Updated: May 24, 2021
On the night before He died… Christ washed feet!
I have been praying very intently over the last few days for so many intentions. As I pray for these intentions, it occurs to me how much my prayers have changed over the last few months since the events that I now describe as my conversion. In the time before there was so much waste and emptiness…
I was always a Catholic and I was always a practicing Catholic and though I am not a member of the Opus Dei, I was educated by members of the Opus Dei as a schoolgirl – and received a formation in faith that can be unrivalled (in my opinion) with any other formation. And yet – despite all my advantages in faith – my prayers were filled with rubbish and waste…

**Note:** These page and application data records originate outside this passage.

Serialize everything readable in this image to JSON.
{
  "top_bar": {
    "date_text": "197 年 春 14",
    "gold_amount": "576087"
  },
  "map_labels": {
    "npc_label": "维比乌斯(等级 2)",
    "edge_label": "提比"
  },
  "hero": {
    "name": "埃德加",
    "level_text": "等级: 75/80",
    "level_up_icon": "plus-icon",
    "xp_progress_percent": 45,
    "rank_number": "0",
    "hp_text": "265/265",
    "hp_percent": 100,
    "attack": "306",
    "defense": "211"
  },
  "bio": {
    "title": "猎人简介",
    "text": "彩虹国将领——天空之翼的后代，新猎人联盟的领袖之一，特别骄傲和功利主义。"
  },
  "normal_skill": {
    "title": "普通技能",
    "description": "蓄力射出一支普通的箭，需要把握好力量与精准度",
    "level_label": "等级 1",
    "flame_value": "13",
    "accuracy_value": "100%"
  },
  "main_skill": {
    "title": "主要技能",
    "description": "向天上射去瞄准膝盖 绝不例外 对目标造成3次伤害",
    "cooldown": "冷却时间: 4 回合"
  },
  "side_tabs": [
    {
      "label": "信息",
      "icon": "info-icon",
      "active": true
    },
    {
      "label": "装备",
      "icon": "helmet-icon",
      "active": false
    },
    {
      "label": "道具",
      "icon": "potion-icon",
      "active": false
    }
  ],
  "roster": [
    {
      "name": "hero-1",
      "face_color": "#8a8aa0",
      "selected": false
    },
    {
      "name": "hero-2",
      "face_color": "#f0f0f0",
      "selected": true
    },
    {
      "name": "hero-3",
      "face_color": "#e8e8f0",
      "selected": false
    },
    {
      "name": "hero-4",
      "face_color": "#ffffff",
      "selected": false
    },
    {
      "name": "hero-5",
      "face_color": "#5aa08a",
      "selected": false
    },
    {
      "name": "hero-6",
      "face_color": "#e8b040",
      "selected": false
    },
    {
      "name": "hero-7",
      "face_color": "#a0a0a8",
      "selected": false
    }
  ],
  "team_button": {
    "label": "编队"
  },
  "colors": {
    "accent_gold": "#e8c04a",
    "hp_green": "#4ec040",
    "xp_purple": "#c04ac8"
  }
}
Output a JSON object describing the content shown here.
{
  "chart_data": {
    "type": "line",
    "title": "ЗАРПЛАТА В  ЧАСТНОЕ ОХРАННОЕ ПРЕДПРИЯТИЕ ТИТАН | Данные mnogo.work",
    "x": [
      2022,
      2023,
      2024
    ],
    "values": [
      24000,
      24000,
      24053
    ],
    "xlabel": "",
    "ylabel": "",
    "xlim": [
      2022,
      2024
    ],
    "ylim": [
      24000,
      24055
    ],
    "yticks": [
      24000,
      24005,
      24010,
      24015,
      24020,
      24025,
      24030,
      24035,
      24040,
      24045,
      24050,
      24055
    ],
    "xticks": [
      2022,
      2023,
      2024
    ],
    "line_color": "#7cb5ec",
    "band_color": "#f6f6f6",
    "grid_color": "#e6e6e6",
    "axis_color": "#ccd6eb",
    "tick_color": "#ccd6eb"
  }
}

Now, as I pray for the lost and wounded souls, and those suffering in their families and with their partners and in their homes, I remember that my prayers can send comfort. For there is great comfort to be found in knowing that others pray for you – and you are not alone. In reflecting on this, I also see that our prayers for the Holy Souls of Purgatory are such a great act of Charity. Surely they know we are praying for them, and surely it brings them some comfort in their turmoil…
Saint Therese of the Child Jesus wrote in her autobiography, “Story of a Soul”… "For me, prayer is an aspiration of the heart, it is a simple glance directed to Heaven, it is a cry of gratitude and love in the midst of trial as well as joy; finally it is something great, supernatural, which expands my soul and unites me to Jesus.”

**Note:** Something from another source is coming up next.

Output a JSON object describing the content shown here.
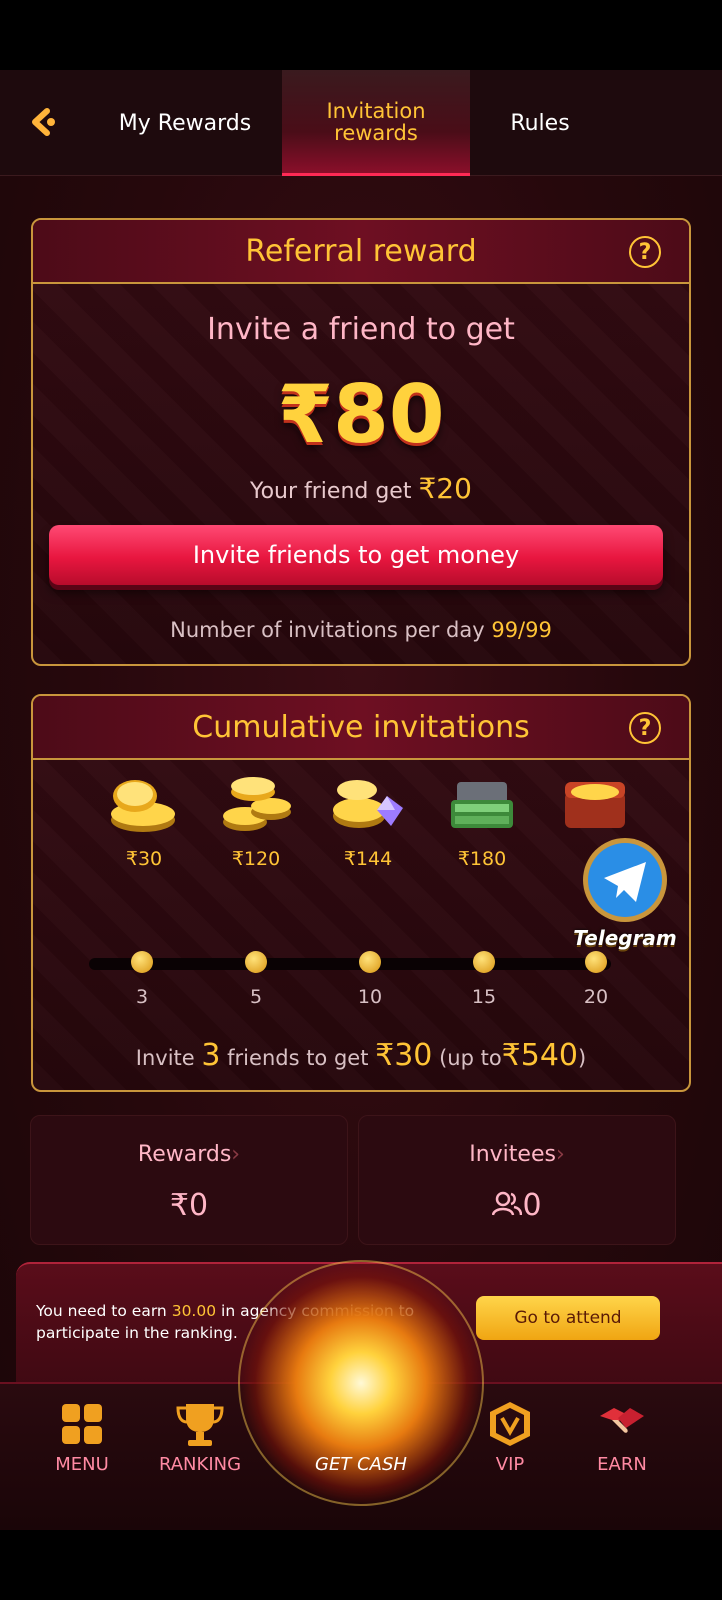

How beautiful is her relationship with Christ!
Reflecting on this I was called to think on what exactly prayer is. The other day, in speaking with a dear and beautiful priest who prayed with us for my little niece when she was so sick last year, I was reminded of the various expressions of prayer as defined in the Catechism. I learned about prayer from the Catechism, parts of which I memorised as a little schoolgirl so many decades ago. If you are interested in the original text on expressions of prayer contained within the Catechism of the Catholic Church, you will find them in Part 4, Section 1, Chapter 3, Article 1.
I have re-read these sections recently, and I found them very insightful.
There are three expressions of prayer – vocal, meditation, contemplation.
Vocal prayer is prayer using words. The words can be said aloud, or silently inside our minds. The Our Father is an example of vocal prayer – a prayer that we have been given by God or through the inspiration of the Holy Spirit, the Rosary is another example. Obviously, when we pray a vocal prayer, there are elements of meditation and contemplation as well. After all, what good is the Rosary – repeating the Hail Mary 50 times and the Our Father and Glory Be 5 times with little meditation or contemplation of the mysteries of the Life of Christ as seen through the eyes of His Beloved Mother? This is reflected in the Catechism, which says, “Prayer is internalized to the extent that we become aware of him ‘to whom we speak;’ Thus vocal prayer becomes an initial form of contemplative prayer.” (CCC, 2704).
Mediation is a different type of prayer. The Catechism describes meditation as a “quest” (CCC, 2705). That word, “quest” calls to mind associations of adventure and journey and victory among friends. After all, words gain meaning within context, and my context in teaching English is to understand the nature of quests from my analysis of adventure stories. But there is something more associated with questing… and that is perseverance. In every single adventure story ever written, the hero – at some stage – is faced with a choice about whether to proceed on the journey or to give up. In most stories the hero perseveres. So too must we persevere in our meditative prayer! The Catechism suggests that a good way to focus on meditative prayer is through spiritual reading, because in this way we can truly ask “Lord, what do you want me to do?” (CCC, 2706). “Meditation engages thought, imagination, emotion, and desire.” (CCC, 2708). It is this engagement, which helps us to grow in our knowledge of Christ and therefore, grow in our love of Him…
And now, we come to contemplative prayer. Saint Teresa of Avila is quoted in the Catechism in defining this type of prayer… “Contemplative prayer [oracion mental] in my opinion is nothing else than a close sharing between friends; it means taking time frequently to be alone with Him who we know loves us.” (CCC, 2709). This type of praying seeks out the One we LOVE. When I contemplate Him, I adore my Beloved… Contemplative prayer allows us to love God. The Catechism quotes also the Cure of Ars, Saint John Vianney, who said that contemplative prayer is when “I look at Him and He looks at me” (CCC, 2715). It is our willingness to “keep watch with Him for one hour”, which is really all He asked for on that night before He died (CCC, 2719).
And through my prayers – of voice, meditation and contemplation, I reflect on my Beloved.
And though those reflections I am inspired to think of my “bucket list” – the list of all the things that I want to achieve BEFORE I DIE. And in my thoughts, I reflect on what I would do with my very last night alive here on Earth.
Now, I reflect with shame… For my bucket is filled with rubbish, and my evening would be filled with waste.
I am shamed, because through my prayers I see what my Beloved filled His last evening with. And when I realise this, I look at HIM and I weep…
For on the night before He died… He washed feet!
For with prayer, I stand on Holy Ground where everything is clear. Here. At the Foot of the Cross.